§ **EXERCISE REQUIREMENTS**:
Send back the records exactly as written, with no images.

§ **PROVIDED RECORDS**:
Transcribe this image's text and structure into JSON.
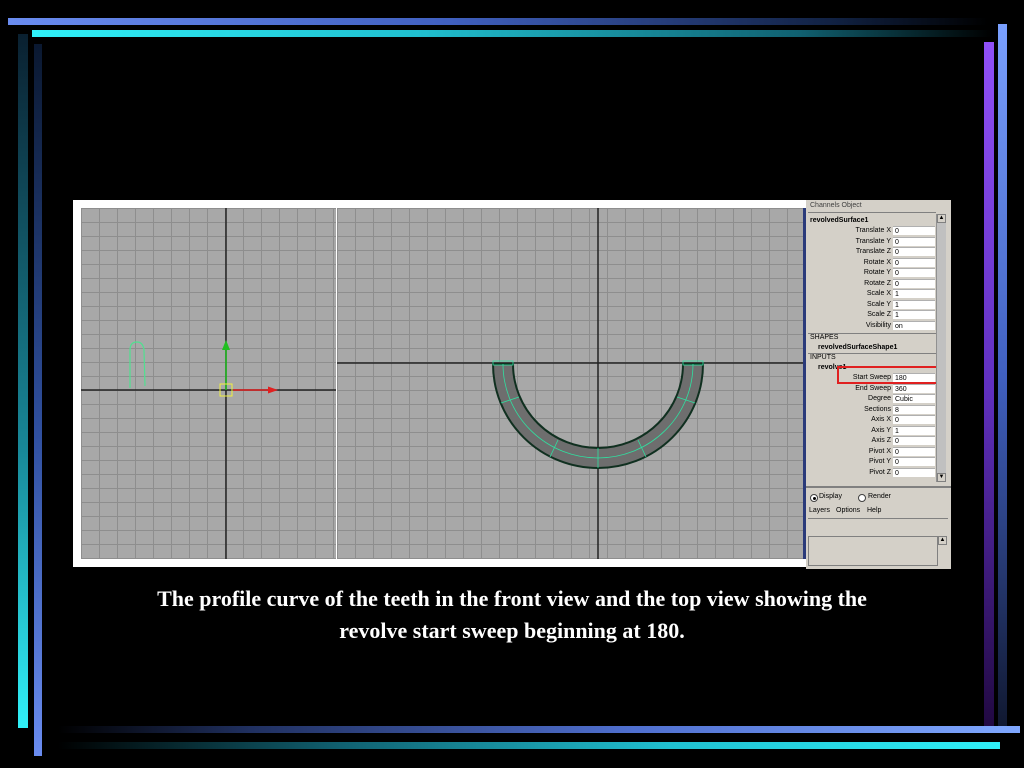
{
  "caption": {
    "line1": "The profile curve of the teeth in the front view and the top view showing the",
    "line2": "revolve start sweep beginning at 180."
  },
  "channel_box": {
    "header": "Channels  Object",
    "node_name": "revolvedSurface1",
    "transform_attrs": [
      {
        "label": "Translate X",
        "value": "0"
      },
      {
        "label": "Translate Y",
        "value": "0"
      },
      {
        "label": "Translate Z",
        "value": "0"
      },
      {
        "label": "Rotate X",
        "value": "0"
      },
      {
        "label": "Rotate Y",
        "value": "0"
      },
      {
        "label": "Rotate Z",
        "value": "0"
      },
      {
        "label": "Scale X",
        "value": "1"
      },
      {
        "label": "Scale Y",
        "value": "1"
      },
      {
        "label": "Scale Z",
        "value": "1"
      },
      {
        "label": "Visibility",
        "value": "on"
      }
    ],
    "shapes_heading": "SHAPES",
    "shape_name": "revolvedSurfaceShape1",
    "inputs_heading": "INPUTS",
    "input_name": "revolve1",
    "revolve_attrs": [
      {
        "label": "Start Sweep",
        "value": "180"
      },
      {
        "label": "End Sweep",
        "value": "360"
      },
      {
        "label": "Degree",
        "value": "Cubic"
      },
      {
        "label": "Sections",
        "value": "8"
      },
      {
        "label": "Axis X",
        "value": "0"
      },
      {
        "label": "Axis Y",
        "value": "1"
      },
      {
        "label": "Axis Z",
        "value": "0"
      },
      {
        "label": "Pivot X",
        "value": "0"
      },
      {
        "label": "Pivot Y",
        "value": "0"
      },
      {
        "label": "Pivot Z",
        "value": "0"
      }
    ],
    "highlight_color": "#e02020"
  },
  "layer_panel": {
    "display_label": "Display",
    "render_label": "Render",
    "selected": "Display",
    "menu": [
      "Layers",
      "Options",
      "Help"
    ]
  },
  "colors": {
    "viewport_bg": "#a8a8a8",
    "grid": "#8e8e8e",
    "profile_curve": "#50e090",
    "manipulator_y": "#20c020",
    "manipulator_x": "#e02020",
    "manipulator_center": "#f0f040",
    "surface": "#707070",
    "surface_edges": "#30e0a0"
  },
  "icons": {
    "scroll_up": "arrow-up-icon",
    "scroll_down": "arrow-down-icon"
  }
}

§ **ANSWER AREA**:
Transcribe this image's text and structure into JSON.
{
  "caption": {
    "line1": "The profile curve of the teeth in the front view and the top view showing the",
    "line2": "revolve start sweep beginning at 180."
  },
  "channel_box": {
    "header": "Channels  Object",
    "node_name": "revolvedSurface1",
    "transform_attrs": [
      {
        "label": "Translate X",
        "value": "0"
      },
      {
        "label": "Translate Y",
        "value": "0"
      },
      {
        "label": "Translate Z",
        "value": "0"
      },
      {
        "label": "Rotate X",
        "value": "0"
      },
      {
        "label": "Rotate Y",
        "value": "0"
      },
      {
        "label": "Rotate Z",
        "value": "0"
      },
      {
        "label": "Scale X",
        "value": "1"
      },
      {
        "label": "Scale Y",
        "value": "1"
      },
      {
        "label": "Scale Z",
        "value": "1"
      },
      {
        "label": "Visibility",
        "value": "on"
      }
    ],
    "shapes_heading": "SHAPES",
    "shape_name": "revolvedSurfaceShape1",
    "inputs_heading": "INPUTS",
    "input_name": "revolve1",
    "revolve_attrs": [
      {
        "label": "Start Sweep",
        "value": "180"
      },
      {
        "label": "End Sweep",
        "value": "360"
      },
      {
        "label": "Degree",
        "value": "Cubic"
      },
      {
        "label": "Sections",
        "value": "8"
      },
      {
        "label": "Axis X",
        "value": "0"
      },
      {
        "label": "Axis Y",
        "value": "1"
      },
      {
        "label": "Axis Z",
        "value": "0"
      },
      {
        "label": "Pivot X",
        "value": "0"
      },
      {
        "label": "Pivot Y",
        "value": "0"
      },
      {
        "label": "Pivot Z",
        "value": "0"
      }
    ],
    "highlight_color": "#e02020"
  },
  "layer_panel": {
    "display_label": "Display",
    "render_label": "Render",
    "selected": "Display",
    "menu": [
      "Layers",
      "Options",
      "Help"
    ]
  },
  "colors": {
    "viewport_bg": "#a8a8a8",
    "grid": "#8e8e8e",
    "profile_curve": "#50e090",
    "manipulator_y": "#20c020",
    "manipulator_x": "#e02020",
    "manipulator_center": "#f0f040",
    "surface": "#707070",
    "surface_edges": "#30e0a0"
  },
  "icons": {
    "scroll_up": "arrow-up-icon",
    "scroll_down": "arrow-down-icon"
  }
}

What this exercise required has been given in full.